In the current Sony DSLR lineup, the a99 is the only full-frame camera. Therefore, if you have any other Sony body (the a58, a65, or a77) you should buy DT lenses whenever possible. If you have an a99, be sure to avoid DT lenses.

Here’s a typical Sony lens description diagrammed:

The useful information is:

  • “SAL18250” is the model number. SAL is an abbreviation for Sony Alpha, and then they simply add the focal lengths together. It’s convenient that Sony does this, making it easier to casually identify different lenses without needing to write out the full (and very long) name. The high-end Sony lenses (G and Zeiss Alpha) have a model number that ends in G or ZA.
  • “DT” indicates a lens designed for Sony Alpha DSLRs with a smaller sensor size. You can use DT lenses on full-frame Sony cameras, but you’ll get a smaller picture cropped from the center of the frame.
  • “18-250mm” is the effective focal length. Because DT lenses have a 1.5X crop factor, the zoom range is equivalent to 27mm-375mm on a full-frame camera.
  • “f/3.5-6.3” is the maximum aperture. Because the description lists a range of apertures, the lens is a variable aperture lens that changes the maximum aperture throughout the zoom range. Therefore, the maximum aperture is f/3.5 when zoomed out to 18mm, and f/6.3 when zoomed in to 250mm.

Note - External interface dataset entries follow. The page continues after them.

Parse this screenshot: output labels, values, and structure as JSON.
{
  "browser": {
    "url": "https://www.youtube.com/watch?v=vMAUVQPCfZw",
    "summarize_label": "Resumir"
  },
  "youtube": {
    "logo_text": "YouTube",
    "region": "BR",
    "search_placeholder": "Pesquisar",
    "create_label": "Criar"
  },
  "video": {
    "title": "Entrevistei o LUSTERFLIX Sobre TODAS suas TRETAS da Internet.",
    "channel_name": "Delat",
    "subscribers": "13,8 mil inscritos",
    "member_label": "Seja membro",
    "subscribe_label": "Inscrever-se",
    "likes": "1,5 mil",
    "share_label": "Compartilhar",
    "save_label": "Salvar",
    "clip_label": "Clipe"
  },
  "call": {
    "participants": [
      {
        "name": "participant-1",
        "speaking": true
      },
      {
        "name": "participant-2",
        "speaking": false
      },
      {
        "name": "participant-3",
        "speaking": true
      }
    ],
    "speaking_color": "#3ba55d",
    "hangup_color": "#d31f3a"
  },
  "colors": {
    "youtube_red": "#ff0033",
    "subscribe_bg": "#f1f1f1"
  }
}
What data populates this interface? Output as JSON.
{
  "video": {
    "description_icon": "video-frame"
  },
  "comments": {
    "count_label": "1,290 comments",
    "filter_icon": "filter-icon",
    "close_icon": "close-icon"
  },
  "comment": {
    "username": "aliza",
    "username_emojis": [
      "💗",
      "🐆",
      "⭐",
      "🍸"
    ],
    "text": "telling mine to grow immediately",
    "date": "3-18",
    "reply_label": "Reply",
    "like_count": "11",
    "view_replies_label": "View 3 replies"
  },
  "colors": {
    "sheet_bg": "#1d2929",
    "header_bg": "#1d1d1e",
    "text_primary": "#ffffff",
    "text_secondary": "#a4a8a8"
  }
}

You might see other acronyms in Sony lens descriptions:

  • “G” refers to high-end lenses, much like Canon’s “L” series.
  • “ZA” refer to “Zeiss Alpha,” a product of Sony’s partnership with Carl Zeiss, a maker of prestigious lenses. ZA lenses are designed and built by Sony, but Zeiss approves the designs to verify that the lenses meet Zeiss’ quality standards. These high-end lenses are priced from $1,000 to $2,000.
  • “SAM” (Smooth Autofocus Motor) and “SSM” (SuperSonic Motor) refer to specific types of focusing motor. SSM is better than SAM, but don’t let that factor alone change your purchasing decision.
  • “ED” refers to Extra-low Dispersion. Ignore this.
  • “E,” “E-Mount,” or “NEX” refers to lenses designed for Sony’s mirrorless cameras, rather than their DSLRs. You can’t use these lenses on an Alpha DSLR, but you can use the Alpha lenses on the NEX cameras with an LA-EA1, LA-EA2, or LA-EA3 adapter.
  • “OSS” (Optical SteadyShot) refers to lenses that have image stabilization built in.

Micro four-Thirds Lens Varieties

Unlike the other major brands discussed here, Micro Four-Thirds isn’t a company—it’s a standard that many different companies (including Olympus and Panasonic) create bodies and lenses for. Unlike Canon, Sony, and Nikon, the Micro Four-Thirds brand only has a single sensor size. This makes choosing lenses much easier, because any Micro Four-Thirds lens will work without you having to worry about cropping.